> **ACTIVITY**
What lines of the data include the string "this"? Copy them all.

*** Opening RECORDS FOR PROCESSING ***

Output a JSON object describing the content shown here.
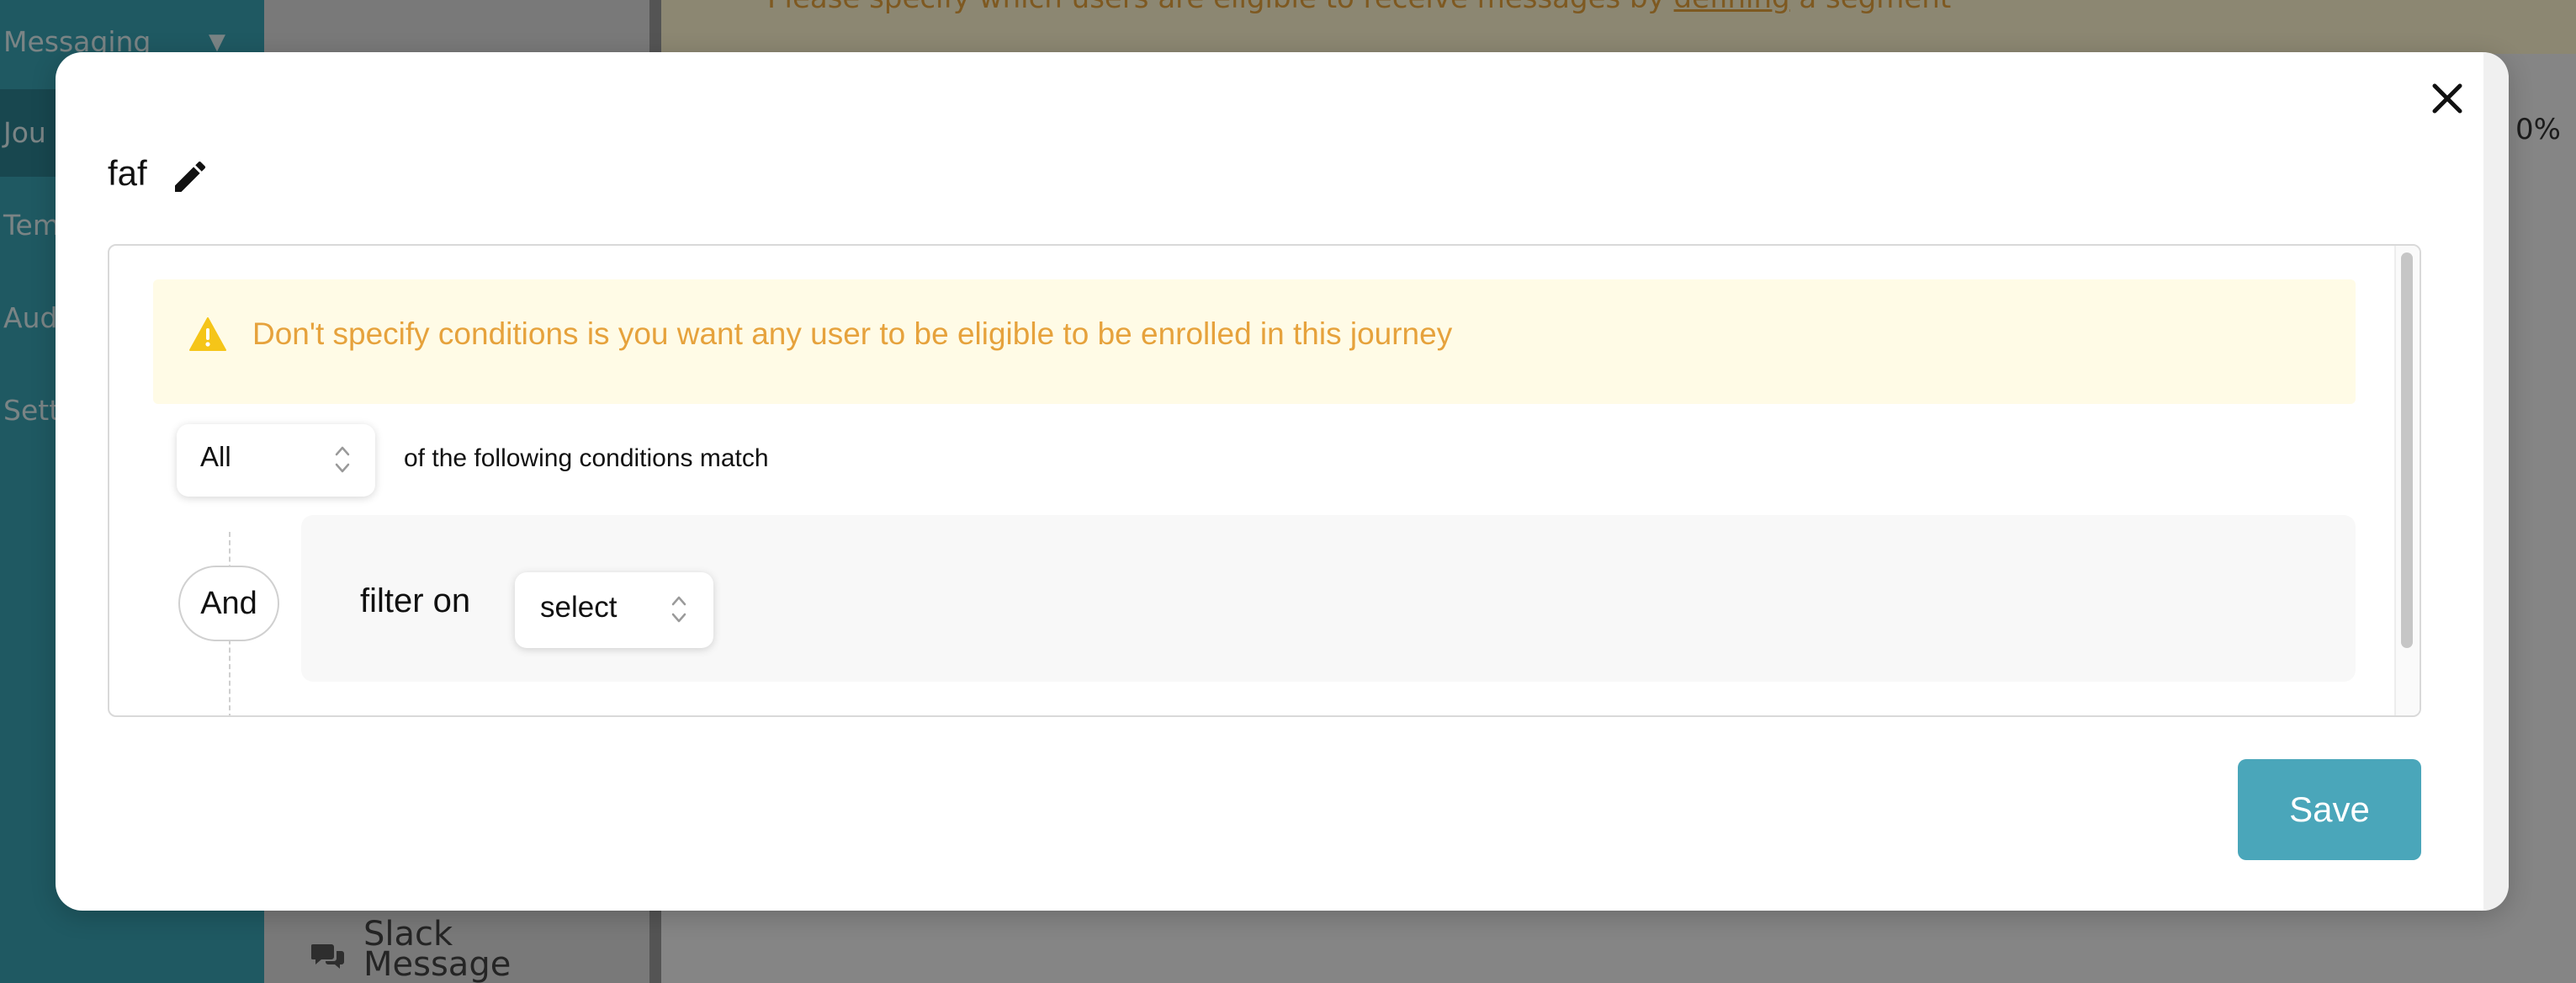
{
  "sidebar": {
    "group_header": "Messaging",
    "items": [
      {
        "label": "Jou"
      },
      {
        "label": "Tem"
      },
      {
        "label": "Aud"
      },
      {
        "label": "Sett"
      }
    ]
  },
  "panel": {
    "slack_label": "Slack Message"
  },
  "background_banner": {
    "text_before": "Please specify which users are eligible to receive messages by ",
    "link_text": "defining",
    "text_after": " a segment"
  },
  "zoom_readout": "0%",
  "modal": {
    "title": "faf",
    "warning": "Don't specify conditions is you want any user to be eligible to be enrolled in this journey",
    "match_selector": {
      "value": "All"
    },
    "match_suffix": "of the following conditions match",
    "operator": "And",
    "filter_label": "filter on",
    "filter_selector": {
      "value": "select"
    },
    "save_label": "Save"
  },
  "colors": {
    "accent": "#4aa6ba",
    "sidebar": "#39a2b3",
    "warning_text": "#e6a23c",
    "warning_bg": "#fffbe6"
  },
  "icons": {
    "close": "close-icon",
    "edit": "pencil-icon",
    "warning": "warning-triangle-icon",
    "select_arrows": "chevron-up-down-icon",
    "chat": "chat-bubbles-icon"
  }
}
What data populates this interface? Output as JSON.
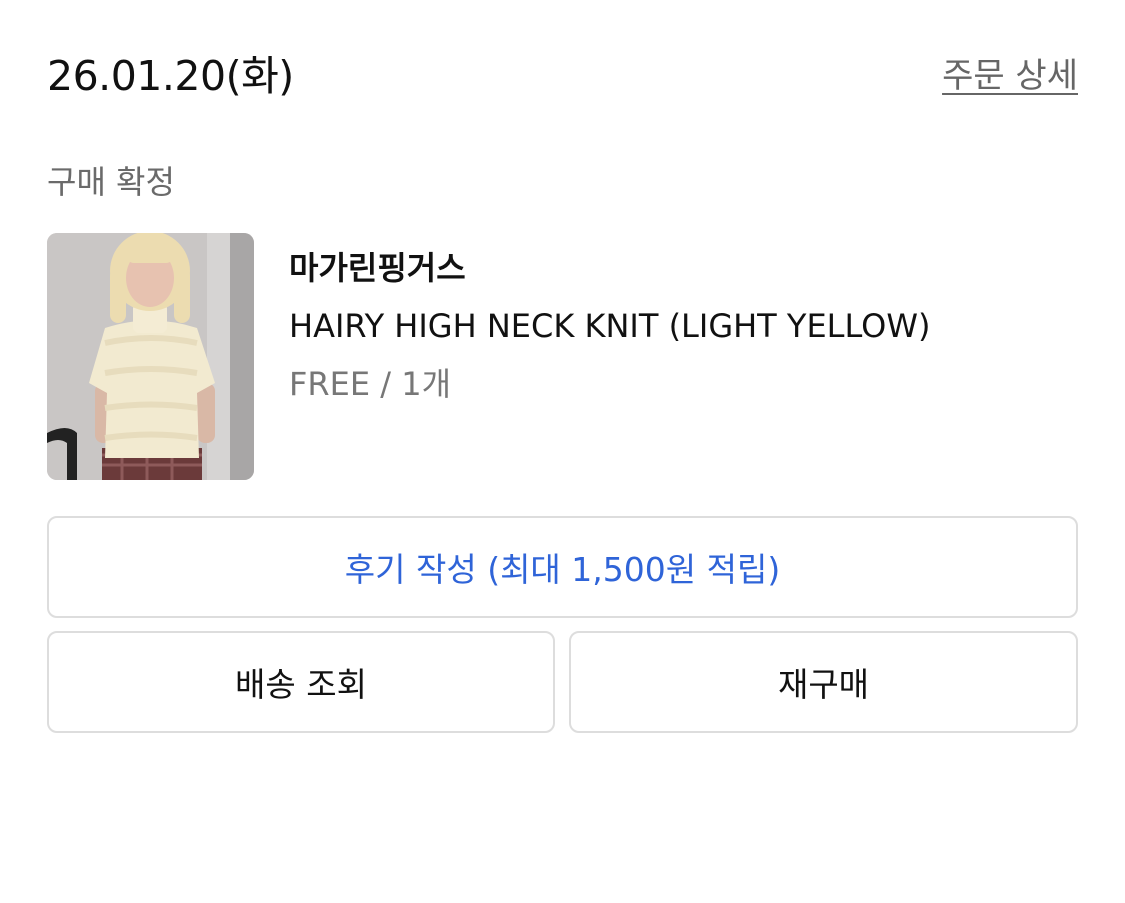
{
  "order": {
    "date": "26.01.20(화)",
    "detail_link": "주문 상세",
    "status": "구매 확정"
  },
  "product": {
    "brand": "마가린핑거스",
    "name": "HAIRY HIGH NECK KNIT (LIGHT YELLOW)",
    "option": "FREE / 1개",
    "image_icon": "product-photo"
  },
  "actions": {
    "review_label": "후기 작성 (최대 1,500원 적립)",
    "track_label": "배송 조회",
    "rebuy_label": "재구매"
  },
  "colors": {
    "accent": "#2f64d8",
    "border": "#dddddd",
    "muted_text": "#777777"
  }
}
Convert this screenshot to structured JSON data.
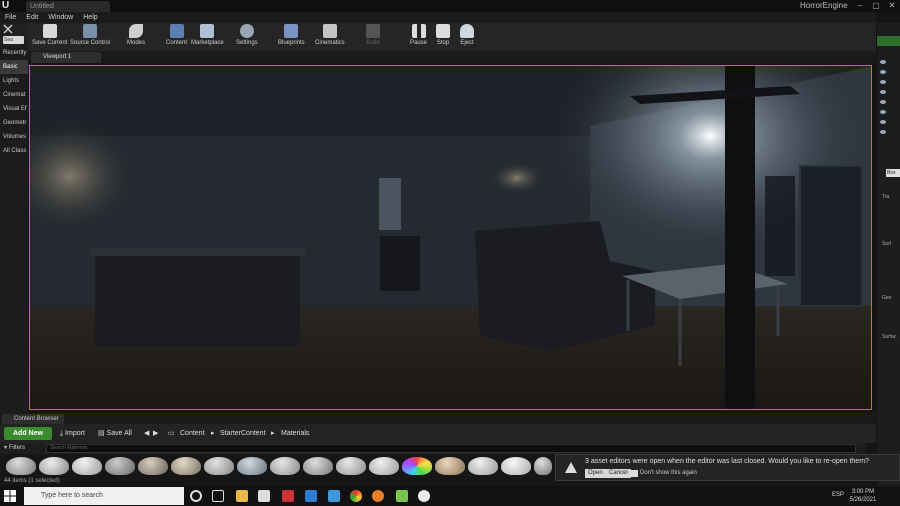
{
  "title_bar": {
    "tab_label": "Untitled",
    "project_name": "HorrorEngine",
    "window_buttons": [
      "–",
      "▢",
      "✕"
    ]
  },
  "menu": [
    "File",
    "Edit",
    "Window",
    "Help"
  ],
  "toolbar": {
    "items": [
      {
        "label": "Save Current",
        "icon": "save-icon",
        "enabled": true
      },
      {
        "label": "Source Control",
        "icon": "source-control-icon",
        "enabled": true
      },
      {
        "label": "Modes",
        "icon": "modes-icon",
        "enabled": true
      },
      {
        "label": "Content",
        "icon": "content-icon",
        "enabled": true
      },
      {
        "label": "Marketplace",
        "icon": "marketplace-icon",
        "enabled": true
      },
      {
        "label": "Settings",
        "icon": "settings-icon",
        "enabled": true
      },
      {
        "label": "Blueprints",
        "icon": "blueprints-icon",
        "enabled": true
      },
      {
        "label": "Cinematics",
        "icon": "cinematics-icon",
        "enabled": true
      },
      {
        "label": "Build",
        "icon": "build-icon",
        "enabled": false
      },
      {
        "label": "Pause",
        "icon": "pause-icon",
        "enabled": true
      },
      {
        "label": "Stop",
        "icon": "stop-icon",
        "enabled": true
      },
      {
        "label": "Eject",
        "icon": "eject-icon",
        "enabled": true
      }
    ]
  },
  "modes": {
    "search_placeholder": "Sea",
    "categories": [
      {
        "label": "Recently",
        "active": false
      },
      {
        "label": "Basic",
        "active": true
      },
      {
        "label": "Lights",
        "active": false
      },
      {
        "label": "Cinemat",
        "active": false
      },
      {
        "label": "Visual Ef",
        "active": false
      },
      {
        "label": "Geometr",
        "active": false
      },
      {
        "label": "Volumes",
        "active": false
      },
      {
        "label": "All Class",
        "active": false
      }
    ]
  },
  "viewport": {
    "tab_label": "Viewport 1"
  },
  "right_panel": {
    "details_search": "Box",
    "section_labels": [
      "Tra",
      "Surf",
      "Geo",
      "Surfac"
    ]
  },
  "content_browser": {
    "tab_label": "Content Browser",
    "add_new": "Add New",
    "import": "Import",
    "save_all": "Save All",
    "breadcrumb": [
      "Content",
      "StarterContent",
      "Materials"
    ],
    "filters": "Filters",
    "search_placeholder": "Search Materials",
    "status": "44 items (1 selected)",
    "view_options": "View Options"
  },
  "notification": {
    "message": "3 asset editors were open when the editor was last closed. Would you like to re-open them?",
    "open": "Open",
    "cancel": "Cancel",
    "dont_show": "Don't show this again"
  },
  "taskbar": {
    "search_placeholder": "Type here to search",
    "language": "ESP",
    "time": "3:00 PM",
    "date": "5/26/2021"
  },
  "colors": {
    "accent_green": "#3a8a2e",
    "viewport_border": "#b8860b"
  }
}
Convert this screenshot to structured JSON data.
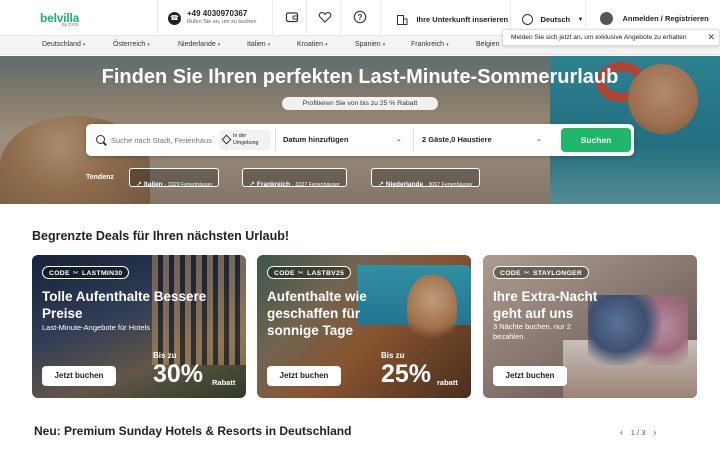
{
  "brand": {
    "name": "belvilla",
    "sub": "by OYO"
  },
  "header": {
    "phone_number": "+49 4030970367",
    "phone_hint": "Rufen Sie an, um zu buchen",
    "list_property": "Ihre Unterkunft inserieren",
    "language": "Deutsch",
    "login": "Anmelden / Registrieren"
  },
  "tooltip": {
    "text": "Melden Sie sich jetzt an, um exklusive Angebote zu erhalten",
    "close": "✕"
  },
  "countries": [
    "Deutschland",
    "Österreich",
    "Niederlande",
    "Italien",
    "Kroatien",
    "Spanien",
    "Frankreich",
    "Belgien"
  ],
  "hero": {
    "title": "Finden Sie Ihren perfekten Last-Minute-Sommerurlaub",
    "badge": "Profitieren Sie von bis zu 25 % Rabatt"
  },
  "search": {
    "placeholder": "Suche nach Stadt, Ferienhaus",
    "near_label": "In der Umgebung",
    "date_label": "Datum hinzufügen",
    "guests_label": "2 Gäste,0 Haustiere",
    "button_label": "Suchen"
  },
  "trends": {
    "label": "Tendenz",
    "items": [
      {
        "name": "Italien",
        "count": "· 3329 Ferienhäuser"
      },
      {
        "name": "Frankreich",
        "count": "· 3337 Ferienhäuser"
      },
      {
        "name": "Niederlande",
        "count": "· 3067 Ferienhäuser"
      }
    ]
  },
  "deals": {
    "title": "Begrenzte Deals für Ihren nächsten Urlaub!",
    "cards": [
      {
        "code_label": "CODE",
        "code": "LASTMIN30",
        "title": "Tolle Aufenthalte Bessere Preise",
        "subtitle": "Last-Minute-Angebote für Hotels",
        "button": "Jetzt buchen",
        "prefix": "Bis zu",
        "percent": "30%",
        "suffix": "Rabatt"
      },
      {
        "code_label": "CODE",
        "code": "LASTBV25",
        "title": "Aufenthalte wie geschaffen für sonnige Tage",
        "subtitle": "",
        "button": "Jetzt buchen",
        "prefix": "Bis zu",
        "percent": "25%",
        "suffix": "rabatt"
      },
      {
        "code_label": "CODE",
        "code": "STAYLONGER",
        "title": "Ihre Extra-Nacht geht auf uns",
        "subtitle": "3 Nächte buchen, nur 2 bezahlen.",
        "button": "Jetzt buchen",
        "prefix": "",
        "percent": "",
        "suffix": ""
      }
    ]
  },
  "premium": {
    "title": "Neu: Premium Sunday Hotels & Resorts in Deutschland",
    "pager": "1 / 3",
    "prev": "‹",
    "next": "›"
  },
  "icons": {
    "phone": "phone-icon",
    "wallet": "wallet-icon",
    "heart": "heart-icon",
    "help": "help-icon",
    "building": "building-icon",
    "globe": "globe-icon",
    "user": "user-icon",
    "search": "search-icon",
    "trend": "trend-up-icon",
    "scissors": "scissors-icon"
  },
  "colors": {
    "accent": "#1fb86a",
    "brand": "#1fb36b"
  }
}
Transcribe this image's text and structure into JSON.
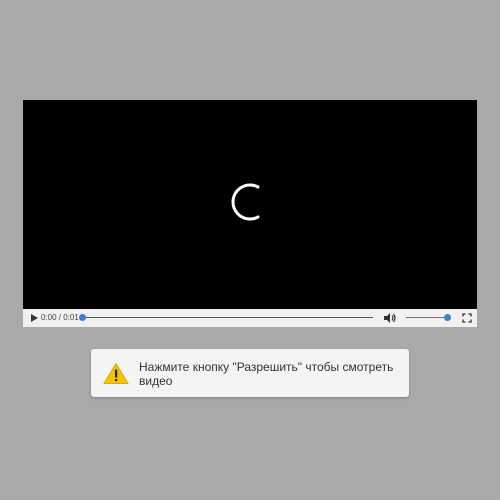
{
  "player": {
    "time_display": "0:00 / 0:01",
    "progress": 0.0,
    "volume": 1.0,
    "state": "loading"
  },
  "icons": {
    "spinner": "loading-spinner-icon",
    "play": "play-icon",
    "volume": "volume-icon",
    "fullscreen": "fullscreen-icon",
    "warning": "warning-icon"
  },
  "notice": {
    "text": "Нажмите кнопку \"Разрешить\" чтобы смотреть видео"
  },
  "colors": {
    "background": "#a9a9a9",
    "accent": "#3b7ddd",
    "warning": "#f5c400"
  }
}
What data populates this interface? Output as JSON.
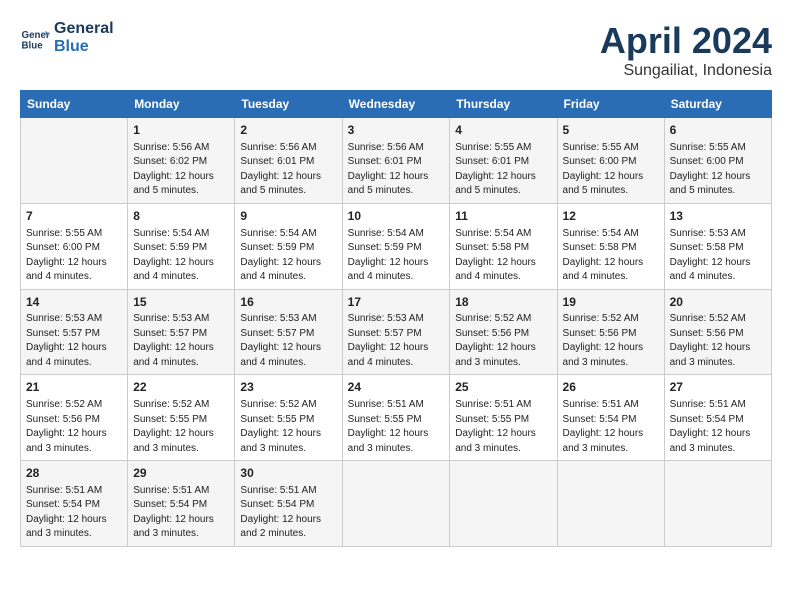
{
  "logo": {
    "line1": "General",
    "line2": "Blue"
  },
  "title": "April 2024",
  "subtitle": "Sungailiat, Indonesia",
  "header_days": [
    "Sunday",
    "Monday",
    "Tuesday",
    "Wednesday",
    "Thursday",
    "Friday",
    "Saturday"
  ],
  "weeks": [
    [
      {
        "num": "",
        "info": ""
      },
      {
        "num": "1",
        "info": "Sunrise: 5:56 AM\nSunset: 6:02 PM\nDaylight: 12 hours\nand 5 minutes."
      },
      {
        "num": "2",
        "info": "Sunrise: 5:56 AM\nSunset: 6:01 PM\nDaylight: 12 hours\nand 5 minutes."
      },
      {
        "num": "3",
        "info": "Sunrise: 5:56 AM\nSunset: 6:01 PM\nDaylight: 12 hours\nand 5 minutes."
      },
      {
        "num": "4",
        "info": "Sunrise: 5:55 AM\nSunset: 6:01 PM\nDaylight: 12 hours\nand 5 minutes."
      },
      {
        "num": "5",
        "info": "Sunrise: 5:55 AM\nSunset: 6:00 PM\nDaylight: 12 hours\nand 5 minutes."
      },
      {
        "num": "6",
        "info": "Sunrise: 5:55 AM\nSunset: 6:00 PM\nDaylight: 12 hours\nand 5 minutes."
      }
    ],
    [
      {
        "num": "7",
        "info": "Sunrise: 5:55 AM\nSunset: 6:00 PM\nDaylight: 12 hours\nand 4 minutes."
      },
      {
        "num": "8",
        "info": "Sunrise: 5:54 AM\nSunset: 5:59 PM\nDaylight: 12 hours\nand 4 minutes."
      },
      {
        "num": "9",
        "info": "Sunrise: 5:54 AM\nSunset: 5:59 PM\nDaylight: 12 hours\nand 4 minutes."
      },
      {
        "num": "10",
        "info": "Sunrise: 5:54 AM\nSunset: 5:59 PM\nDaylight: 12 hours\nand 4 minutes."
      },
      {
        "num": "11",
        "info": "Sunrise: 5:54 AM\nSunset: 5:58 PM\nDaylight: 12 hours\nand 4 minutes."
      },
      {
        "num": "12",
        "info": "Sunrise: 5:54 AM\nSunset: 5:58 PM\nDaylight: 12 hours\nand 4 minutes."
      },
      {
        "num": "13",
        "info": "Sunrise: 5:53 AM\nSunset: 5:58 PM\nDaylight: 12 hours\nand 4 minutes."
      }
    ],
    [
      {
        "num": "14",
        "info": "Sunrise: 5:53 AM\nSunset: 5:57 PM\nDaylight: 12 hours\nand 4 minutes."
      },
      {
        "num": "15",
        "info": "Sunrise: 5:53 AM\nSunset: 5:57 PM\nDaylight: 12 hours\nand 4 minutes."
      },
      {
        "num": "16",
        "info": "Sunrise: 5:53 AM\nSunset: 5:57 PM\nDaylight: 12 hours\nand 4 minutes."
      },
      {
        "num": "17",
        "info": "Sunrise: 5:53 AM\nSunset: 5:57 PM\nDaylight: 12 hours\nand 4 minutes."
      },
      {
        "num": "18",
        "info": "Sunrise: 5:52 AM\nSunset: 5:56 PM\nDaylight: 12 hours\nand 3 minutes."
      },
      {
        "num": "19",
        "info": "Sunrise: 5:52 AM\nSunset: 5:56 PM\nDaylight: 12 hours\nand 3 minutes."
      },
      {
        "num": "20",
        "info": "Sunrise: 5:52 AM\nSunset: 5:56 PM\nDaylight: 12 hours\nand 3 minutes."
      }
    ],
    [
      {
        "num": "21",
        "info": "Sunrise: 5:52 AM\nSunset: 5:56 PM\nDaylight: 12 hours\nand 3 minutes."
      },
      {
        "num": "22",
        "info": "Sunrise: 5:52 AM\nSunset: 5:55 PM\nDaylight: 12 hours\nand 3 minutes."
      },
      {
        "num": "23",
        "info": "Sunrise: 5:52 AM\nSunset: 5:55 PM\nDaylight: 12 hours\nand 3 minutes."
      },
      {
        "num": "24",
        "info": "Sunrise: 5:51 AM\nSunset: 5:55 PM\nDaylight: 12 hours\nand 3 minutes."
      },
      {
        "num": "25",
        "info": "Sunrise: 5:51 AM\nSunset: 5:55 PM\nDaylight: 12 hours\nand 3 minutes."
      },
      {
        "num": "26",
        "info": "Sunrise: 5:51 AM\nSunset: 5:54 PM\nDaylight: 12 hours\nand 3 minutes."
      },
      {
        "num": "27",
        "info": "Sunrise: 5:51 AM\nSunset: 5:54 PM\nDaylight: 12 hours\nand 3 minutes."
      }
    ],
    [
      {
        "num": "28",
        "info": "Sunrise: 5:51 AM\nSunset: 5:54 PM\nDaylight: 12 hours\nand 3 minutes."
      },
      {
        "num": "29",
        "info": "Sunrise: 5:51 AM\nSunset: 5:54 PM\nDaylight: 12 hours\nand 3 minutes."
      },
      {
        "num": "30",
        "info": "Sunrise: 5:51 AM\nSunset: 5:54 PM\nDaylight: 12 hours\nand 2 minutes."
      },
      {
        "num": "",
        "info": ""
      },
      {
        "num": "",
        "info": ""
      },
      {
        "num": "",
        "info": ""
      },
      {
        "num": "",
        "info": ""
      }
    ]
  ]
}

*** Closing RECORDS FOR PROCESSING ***

> **ANSWER BELOW**
    "warning": "Don't specify conditions is you want any user to be eligible to be enrolled in this journey",
What data populates this interface? Output as JSON.
Convert this screenshot to structured JSON data.
    "dont_show": "Don't show this again"
Convert this screenshot to structured JSON data.
Transcribe this image's text and structure into JSON.
What data populates this interface? Output as JSON.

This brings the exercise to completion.